Breakfast…I wake up everyday looking forward to this morning ritual.  This morning when I looked out the window and saw 8 inches of snow, I decided to welcome it with pumpkin pancakes and an egg. As I ate and watched the numerous school closings, the news anchors briefly mentioned a study which found people who eat more calories for breakfast go on to consume more calories the rest of the day compared to those who eat smaller  breakfasts. The study’s  take home note for weight loss? Shrink the size of your breakfast…if you choose to eat it at all. img_0399 Before you swap your oatmeal and eggs for a nutri-grain bar (or for nothing), keep in mind that the subjects in this study were NOT trying to lose weight. When we consider the majority of previous studies looking at breakfast AND weight loss, they show that those who eat a *hearty* and healthy breakfast eat less calories over the course of the day, are able to better manage their weight , and experience less night-time cravings . **As a reference point to “hearty”, I would like to mention that when I plan a client’s diet, in most cases, I dedicate at least 20% of their calories to breakfast. For example, a 1,600 calorie plan would include a ~320 calorie breakfast…some people would get more, some people would get less depending on their goals and physical activity. Before I totally dismiss this study and the media’s attempt to get our attention with another “shocking” nutrition piece ( ignoring all past research ), I do think it offers three take home points for those wishing to stay on the weight-loss track. 1) Introduce Your Cereal to a Smaller Bowl : In this month’s Cooking Light Magazine, their “portion police” article mentioned that 90/100 people poured more than the recommended amount of cereal. Recommended amount being 1 serving size on the Nutrition Facts Panel. Here is an example of how that practice could de-rail your diet: Cereal : Fiber One Raisin Bran Clusters Recommended Size : 1 cup = 170 calories Actual Average Pour: 1 1/3 cup = 226 calories Add 1 cup of skim milk and a banana…=  430 calories (whoops, 110 calories over) TAKE HOME: Perform a “portion check” on commonly eaten foods every once in awhile.  Use  a smaller cereal bowl to visually please your appetite before you take your first bite. 2) Make satiety swaps .  If 1 cup of cooked oatmeal and hardboiled egg fills up your breakfast tank for 225 calories, choose that breakfast more often than the bagel with cream cheese for the same 225 calories that leaves you hungry 30 minutes later.  In support of eggs, a recent study compared two different breakfasts that contained the same amount of calories as given in my example above. Those who ate the egg breakfast lost more weight, and in particular more weight around their waist than those who ate the bagel breakfast. TAKE HOME: Pay attention to your hunger level after you eat breakfast.  If  your stomach talks just one hour after eating,  re-forumualte your breakfast plate. 3) Shrink by 20%. Perhaps, slightly shrinking your morning breakfast is an easy way to decrease your overall calorie intake, but shrink minimally.  If you shrink beyond 20%, your stomach will notice, and it might lead to over eating at the next meal or later that evening. As with all late-breaking studies, we have to remember just like anything else, there are two sides to every study.  I will continue to challenge my clients to shift their eating patterns and consume more in the first 1/2 of the day than the second 1/2. Although mom’s nutritional advice might not always  be science-based, her daily reminder to  “eat  the most important meal of the day” is one I will deliver as a mom out of care, and also as  a dietitian based out on evidence.
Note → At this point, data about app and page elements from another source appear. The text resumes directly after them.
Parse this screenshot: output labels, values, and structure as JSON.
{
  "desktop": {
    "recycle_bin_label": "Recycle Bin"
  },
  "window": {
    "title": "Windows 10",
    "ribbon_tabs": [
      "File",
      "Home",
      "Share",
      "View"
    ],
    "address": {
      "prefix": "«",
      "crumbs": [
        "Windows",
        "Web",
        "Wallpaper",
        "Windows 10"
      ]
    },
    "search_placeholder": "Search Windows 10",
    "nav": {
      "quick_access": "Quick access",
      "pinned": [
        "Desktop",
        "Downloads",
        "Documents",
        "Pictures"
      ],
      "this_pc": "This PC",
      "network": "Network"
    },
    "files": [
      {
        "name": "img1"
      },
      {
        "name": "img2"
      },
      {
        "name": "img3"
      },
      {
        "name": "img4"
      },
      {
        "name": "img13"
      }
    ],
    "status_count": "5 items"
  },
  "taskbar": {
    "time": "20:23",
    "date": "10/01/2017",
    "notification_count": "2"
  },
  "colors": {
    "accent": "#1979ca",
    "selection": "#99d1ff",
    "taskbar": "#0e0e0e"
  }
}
Jennifer McDaniel

Jennifer McDaniel is a Registered Dietitian, Media Spokesperson, and co-author of Prevention's Mediterranean Table Cookbook. She and her team of Registered Dietitians aim to help their clients go further, make change last, and unlock their potential. She lives in St. Louis, MO with her husband, and three young sons. If you are interested in working with Jennifer, please visit our contact page.